Patrick Muir
December 19, 2015
For me it's a mystery why Crail IS rated by reviewers as highly as it is. It's so short that the front nine can all be seen from the first tee. I'd imagine a 5-handicap member whether man or boy, woman or girl would struggle to play to single figures at other full length courses. There's even a 200 yard par 4 for the ladies for heaven's sake! Having played it with my 15 year old, 3 handicap daughter in September 2015 in a two club wind we both beat the gross par which being 72 for the ladies is surely a printing error on the scorecard! Par 68 and SSS68 for the ladies and Park for the men is nearer the mark. I can't say fairer than that!
Ian Muir
January 08, 2016
Sorry, for me it's a mystery why Balcomie is rated as high as it is! A 6-ball rating can only be reserved for courses on The Open roster such as Muirfield, Royal St Georges, Royal Troon and other great tracks like Royal Dornoch, Sunningdale and RCD. The bias of members plays havoc with proper ratings and for me Crail Balcomie can be no more than a 3. Sure the views are good but Crail only gets attention due to its location near to St Andrews - put it anywhere else and it's just another pretty but short and less than challenging course. The ladies par is surely wrong for starters: a par 72 of barely 5200 yards is nonsense, this should be a par 68. There are only a handful of proper par 72s for ladies in Scotland as follows:- Scotscraig (5,800 yards), Dunbar (5,700 yards), Castle Stuart (5,700 yards). Any lady playing to low single figures at any of these courses is a proper player.

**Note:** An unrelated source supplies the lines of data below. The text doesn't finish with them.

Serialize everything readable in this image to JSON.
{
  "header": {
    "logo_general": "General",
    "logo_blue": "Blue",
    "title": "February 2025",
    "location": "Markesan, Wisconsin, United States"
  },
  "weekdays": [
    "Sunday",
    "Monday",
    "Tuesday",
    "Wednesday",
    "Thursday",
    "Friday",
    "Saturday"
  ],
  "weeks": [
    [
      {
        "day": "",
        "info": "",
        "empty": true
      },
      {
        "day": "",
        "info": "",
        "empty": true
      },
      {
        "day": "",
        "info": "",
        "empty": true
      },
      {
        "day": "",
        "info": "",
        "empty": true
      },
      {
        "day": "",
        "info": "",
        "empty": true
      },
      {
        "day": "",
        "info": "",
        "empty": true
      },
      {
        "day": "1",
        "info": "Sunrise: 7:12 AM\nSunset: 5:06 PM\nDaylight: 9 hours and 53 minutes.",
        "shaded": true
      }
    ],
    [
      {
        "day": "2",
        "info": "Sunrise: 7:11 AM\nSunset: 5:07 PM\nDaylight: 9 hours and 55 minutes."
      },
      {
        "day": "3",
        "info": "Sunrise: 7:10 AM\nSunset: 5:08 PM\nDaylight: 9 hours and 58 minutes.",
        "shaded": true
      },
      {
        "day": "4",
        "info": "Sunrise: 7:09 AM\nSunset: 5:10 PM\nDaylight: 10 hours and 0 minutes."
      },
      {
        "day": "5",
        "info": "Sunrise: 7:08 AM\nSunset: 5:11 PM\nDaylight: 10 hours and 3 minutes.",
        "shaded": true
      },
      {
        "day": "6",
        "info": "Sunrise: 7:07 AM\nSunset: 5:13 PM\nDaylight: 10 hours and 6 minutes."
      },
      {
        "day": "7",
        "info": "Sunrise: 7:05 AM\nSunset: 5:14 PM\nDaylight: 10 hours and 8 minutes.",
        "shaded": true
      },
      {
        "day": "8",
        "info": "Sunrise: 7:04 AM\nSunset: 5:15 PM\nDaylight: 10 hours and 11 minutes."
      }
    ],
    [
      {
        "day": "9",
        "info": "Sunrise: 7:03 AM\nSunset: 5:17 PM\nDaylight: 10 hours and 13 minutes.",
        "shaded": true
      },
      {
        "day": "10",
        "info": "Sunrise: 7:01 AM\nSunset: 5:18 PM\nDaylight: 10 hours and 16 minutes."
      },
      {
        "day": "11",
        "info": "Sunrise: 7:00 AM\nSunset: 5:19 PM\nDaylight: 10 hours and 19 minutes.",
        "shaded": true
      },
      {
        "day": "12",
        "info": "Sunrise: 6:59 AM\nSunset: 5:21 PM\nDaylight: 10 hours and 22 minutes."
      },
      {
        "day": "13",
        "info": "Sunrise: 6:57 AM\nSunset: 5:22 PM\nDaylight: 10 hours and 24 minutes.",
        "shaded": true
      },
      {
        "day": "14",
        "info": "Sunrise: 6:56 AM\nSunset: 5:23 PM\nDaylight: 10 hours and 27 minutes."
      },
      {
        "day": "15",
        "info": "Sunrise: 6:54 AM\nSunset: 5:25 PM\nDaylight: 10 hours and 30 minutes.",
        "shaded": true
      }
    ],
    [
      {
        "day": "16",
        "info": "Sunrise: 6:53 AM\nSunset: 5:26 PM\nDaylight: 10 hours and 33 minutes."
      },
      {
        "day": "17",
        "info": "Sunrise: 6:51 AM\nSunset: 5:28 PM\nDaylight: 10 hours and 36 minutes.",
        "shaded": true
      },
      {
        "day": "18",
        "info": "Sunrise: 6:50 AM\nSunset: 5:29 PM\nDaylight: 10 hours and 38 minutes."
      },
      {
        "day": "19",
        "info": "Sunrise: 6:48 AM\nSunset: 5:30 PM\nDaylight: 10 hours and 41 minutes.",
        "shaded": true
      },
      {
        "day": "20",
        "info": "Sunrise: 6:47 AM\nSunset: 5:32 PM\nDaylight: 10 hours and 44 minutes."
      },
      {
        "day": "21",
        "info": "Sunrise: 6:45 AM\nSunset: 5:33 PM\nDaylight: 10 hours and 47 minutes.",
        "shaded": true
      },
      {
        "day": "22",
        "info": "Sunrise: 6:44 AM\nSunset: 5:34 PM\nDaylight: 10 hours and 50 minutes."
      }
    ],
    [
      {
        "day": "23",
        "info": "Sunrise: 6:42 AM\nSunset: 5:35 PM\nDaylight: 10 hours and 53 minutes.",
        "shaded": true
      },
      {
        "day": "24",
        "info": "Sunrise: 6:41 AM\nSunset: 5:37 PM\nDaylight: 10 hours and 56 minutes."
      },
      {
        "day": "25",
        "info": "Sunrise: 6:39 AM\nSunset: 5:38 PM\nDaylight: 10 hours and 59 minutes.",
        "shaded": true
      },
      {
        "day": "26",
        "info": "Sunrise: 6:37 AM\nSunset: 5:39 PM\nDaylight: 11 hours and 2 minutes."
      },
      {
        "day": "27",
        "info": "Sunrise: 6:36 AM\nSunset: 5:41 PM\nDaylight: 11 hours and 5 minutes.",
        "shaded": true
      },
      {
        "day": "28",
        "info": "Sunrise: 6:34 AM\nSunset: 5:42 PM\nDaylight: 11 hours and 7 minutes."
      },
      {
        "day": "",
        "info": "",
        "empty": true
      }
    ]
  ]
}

I won't even comment on how daft the par is for the men at Balcomie; sorry but I can't recommend it.